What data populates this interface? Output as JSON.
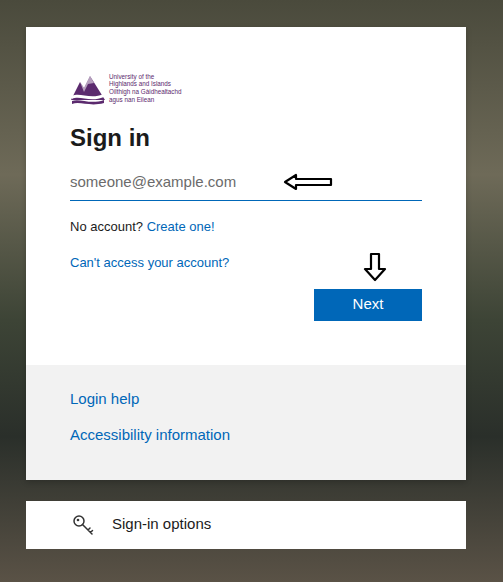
{
  "logo": {
    "lines": [
      "University of the",
      "Highlands and Islands",
      "Oilthigh na Gàidhealtachd",
      "agus nan Eilean"
    ]
  },
  "title": "Sign in",
  "email": {
    "placeholder": "someone@example.com"
  },
  "create_account": {
    "prompt": "No account?",
    "link": "Create one!"
  },
  "cant_access": "Can't access your account?",
  "next_button": "Next",
  "footer_links": [
    "Login help",
    "Accessibility information"
  ],
  "sign_in_options": "Sign-in options"
}
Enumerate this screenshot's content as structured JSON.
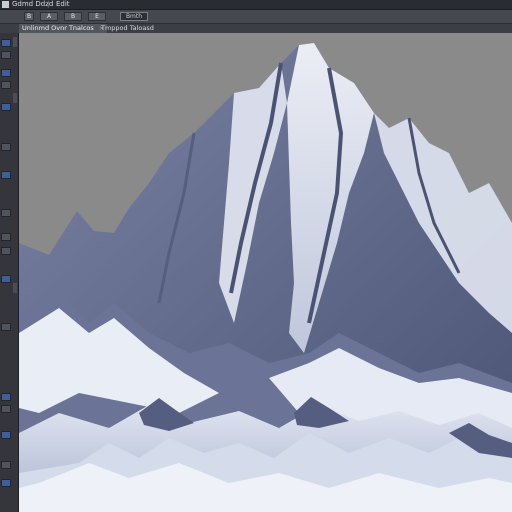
{
  "menubar": {
    "app_icon": "app-logo-icon",
    "title": "Gdmd Ddzd",
    "items": [
      "Edit"
    ]
  },
  "toolbar": {
    "combo_value": "Bmth",
    "buttons": [
      "B",
      "A",
      "B",
      "E"
    ]
  },
  "tabs": [
    {
      "label": "Unlinmd Ovnr Tnalcos",
      "active": true
    },
    {
      "label": "Tmppod Taloasd",
      "active": false
    }
  ],
  "canvas": {
    "content": "mountain-landscape",
    "sky_color": "#8a8a8a",
    "snow_color": "#eef1f8",
    "rock_color": "#5d6585"
  }
}
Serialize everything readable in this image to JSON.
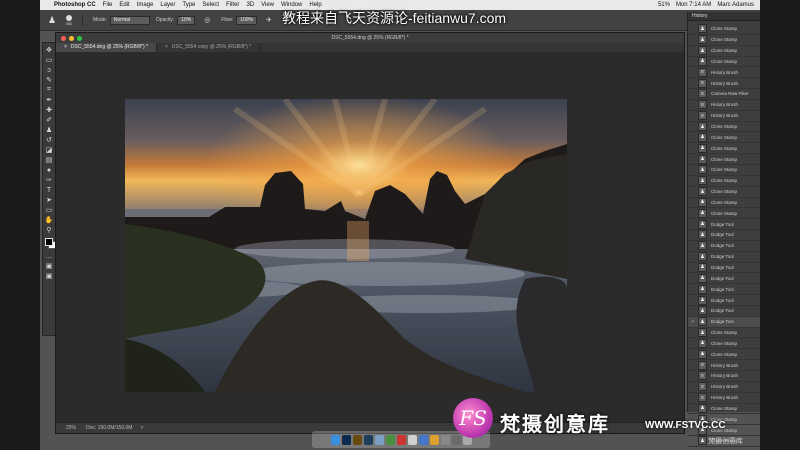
{
  "menubar": {
    "app": "Photoshop CC",
    "items": [
      "File",
      "Edit",
      "Image",
      "Layer",
      "Type",
      "Select",
      "Filter",
      "3D",
      "View",
      "Window",
      "Help"
    ],
    "battery": "51%",
    "clock": "Mon 7:14 AM",
    "user": "Marc Adamus"
  },
  "options": {
    "brush_size": "350",
    "mode_label": "Mode:",
    "mode_value": "Normal",
    "opacity_label": "Opacity:",
    "opacity_value": "10%",
    "flow_label": "Flow:",
    "flow_value": "100%"
  },
  "document": {
    "window_title": "DSC_5554.dng @ 25% (RGB/8*) *",
    "tabs": [
      {
        "label": "DSC_5554.dng @ 25% (RGB/8*) *",
        "close": "×",
        "active": true
      },
      {
        "label": "DSC_5554 copy @ 25% (RGB/8*) *",
        "close": "×",
        "active": false
      }
    ],
    "zoom": "25%",
    "doc_info": "Doc: 150.0M/150.0M",
    "status_arrow": ">"
  },
  "history": {
    "title": "History",
    "items": [
      {
        "label": "Clone Stamp",
        "icon": "stamp-icon",
        "glyph": "♟",
        "current": false
      },
      {
        "label": "Clone Stamp",
        "icon": "stamp-icon",
        "glyph": "♟",
        "current": false
      },
      {
        "label": "Clone Stamp",
        "icon": "stamp-icon",
        "glyph": "♟",
        "current": false
      },
      {
        "label": "Clone Stamp",
        "icon": "stamp-icon",
        "glyph": "♟",
        "current": false
      },
      {
        "label": "History Brush",
        "icon": "history-brush-icon",
        "glyph": "≡",
        "current": false
      },
      {
        "label": "History Brush",
        "icon": "history-brush-icon",
        "glyph": "≡",
        "current": false
      },
      {
        "label": "Camera Raw Filter",
        "icon": "filter-icon",
        "glyph": "≡",
        "current": false
      },
      {
        "label": "History Brush",
        "icon": "history-brush-icon",
        "glyph": "≡",
        "current": false
      },
      {
        "label": "History Brush",
        "icon": "history-brush-icon",
        "glyph": "≡",
        "current": false
      },
      {
        "label": "Clone Stamp",
        "icon": "stamp-icon",
        "glyph": "♟",
        "current": false
      },
      {
        "label": "Clone Stamp",
        "icon": "stamp-icon",
        "glyph": "♟",
        "current": false
      },
      {
        "label": "Clone Stamp",
        "icon": "stamp-icon",
        "glyph": "♟",
        "current": false
      },
      {
        "label": "Clone Stamp",
        "icon": "stamp-icon",
        "glyph": "♟",
        "current": false
      },
      {
        "label": "Clone Stamp",
        "icon": "stamp-icon",
        "glyph": "♟",
        "current": false
      },
      {
        "label": "Clone Stamp",
        "icon": "stamp-icon",
        "glyph": "♟",
        "current": false
      },
      {
        "label": "Clone Stamp",
        "icon": "stamp-icon",
        "glyph": "♟",
        "current": false
      },
      {
        "label": "Clone Stamp",
        "icon": "stamp-icon",
        "glyph": "♟",
        "current": false
      },
      {
        "label": "Clone Stamp",
        "icon": "stamp-icon",
        "glyph": "♟",
        "current": false
      },
      {
        "label": "Dodge Tool",
        "icon": "dodge-icon",
        "glyph": "♟",
        "current": false
      },
      {
        "label": "Dodge Tool",
        "icon": "dodge-icon",
        "glyph": "♟",
        "current": false
      },
      {
        "label": "Dodge Tool",
        "icon": "dodge-icon",
        "glyph": "♟",
        "current": false
      },
      {
        "label": "Dodge Tool",
        "icon": "dodge-icon",
        "glyph": "♟",
        "current": false
      },
      {
        "label": "Dodge Tool",
        "icon": "dodge-icon",
        "glyph": "♟",
        "current": false
      },
      {
        "label": "Dodge Tool",
        "icon": "dodge-icon",
        "glyph": "♟",
        "current": false
      },
      {
        "label": "Dodge Tool",
        "icon": "dodge-icon",
        "glyph": "♟",
        "current": false
      },
      {
        "label": "Dodge Tool",
        "icon": "dodge-icon",
        "glyph": "♟",
        "current": false
      },
      {
        "label": "Dodge Tool",
        "icon": "dodge-icon",
        "glyph": "♟",
        "current": false
      },
      {
        "label": "Dodge Tool",
        "icon": "dodge-icon",
        "glyph": "♟",
        "current": true
      },
      {
        "label": "Clone Stamp",
        "icon": "stamp-icon",
        "glyph": "♟",
        "current": false
      },
      {
        "label": "Clone Stamp",
        "icon": "stamp-icon",
        "glyph": "♟",
        "current": false
      },
      {
        "label": "Clone Stamp",
        "icon": "stamp-icon",
        "glyph": "♟",
        "current": false
      },
      {
        "label": "History Brush",
        "icon": "history-brush-icon",
        "glyph": "≡",
        "current": false
      },
      {
        "label": "History Brush",
        "icon": "history-brush-icon",
        "glyph": "≡",
        "current": false
      },
      {
        "label": "History Brush",
        "icon": "history-brush-icon",
        "glyph": "≡",
        "current": false
      },
      {
        "label": "History Brush",
        "icon": "history-brush-icon",
        "glyph": "≡",
        "current": false
      },
      {
        "label": "Clone Stamp",
        "icon": "stamp-icon",
        "glyph": "♟",
        "current": false
      },
      {
        "label": "Clone Stamp",
        "icon": "stamp-icon",
        "glyph": "♟",
        "current": false
      },
      {
        "label": "Clone Stamp",
        "icon": "stamp-icon",
        "glyph": "♟",
        "current": false
      },
      {
        "label": "Clone Stamp",
        "icon": "stamp-icon",
        "glyph": "♟",
        "current": false
      }
    ]
  },
  "tools": [
    {
      "name": "move-tool-icon",
      "glyph": "✥"
    },
    {
      "name": "marquee-tool-icon",
      "glyph": "▭"
    },
    {
      "name": "lasso-tool-icon",
      "glyph": "ↄ"
    },
    {
      "name": "quick-select-tool-icon",
      "glyph": "✎"
    },
    {
      "name": "crop-tool-icon",
      "glyph": "⌗"
    },
    {
      "name": "eyedropper-tool-icon",
      "glyph": "✒"
    },
    {
      "name": "healing-tool-icon",
      "glyph": "✚"
    },
    {
      "name": "brush-tool-icon",
      "glyph": "✐"
    },
    {
      "name": "clone-stamp-tool-icon",
      "glyph": "♟"
    },
    {
      "name": "history-brush-tool-icon",
      "glyph": "↺"
    },
    {
      "name": "eraser-tool-icon",
      "glyph": "◪"
    },
    {
      "name": "gradient-tool-icon",
      "glyph": "▤"
    },
    {
      "name": "dodge-tool-icon",
      "glyph": "●"
    },
    {
      "name": "pen-tool-icon",
      "glyph": "✑"
    },
    {
      "name": "type-tool-icon",
      "glyph": "T"
    },
    {
      "name": "path-select-tool-icon",
      "glyph": "➤"
    },
    {
      "name": "shape-tool-icon",
      "glyph": "▭"
    },
    {
      "name": "hand-tool-icon",
      "glyph": "✋"
    },
    {
      "name": "zoom-tool-icon",
      "glyph": "⚲"
    },
    {
      "name": "more-tools-icon",
      "glyph": "…"
    }
  ],
  "overlays": {
    "watermark_top": "教程来自飞天资源论-feitianwu7.com",
    "logo_letters": "FS",
    "brand": "梵摄创意库",
    "url": "WWW.FSTVC.CC",
    "small": "梵摄创意库"
  },
  "colors": {
    "accent_close": "#fc5f57",
    "accent_min": "#fdbc2e",
    "accent_max": "#28c840"
  }
}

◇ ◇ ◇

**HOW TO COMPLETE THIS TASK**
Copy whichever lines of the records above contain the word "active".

**RESPONSE**
      "active": true
      "active": false
        "active": true
        "active": false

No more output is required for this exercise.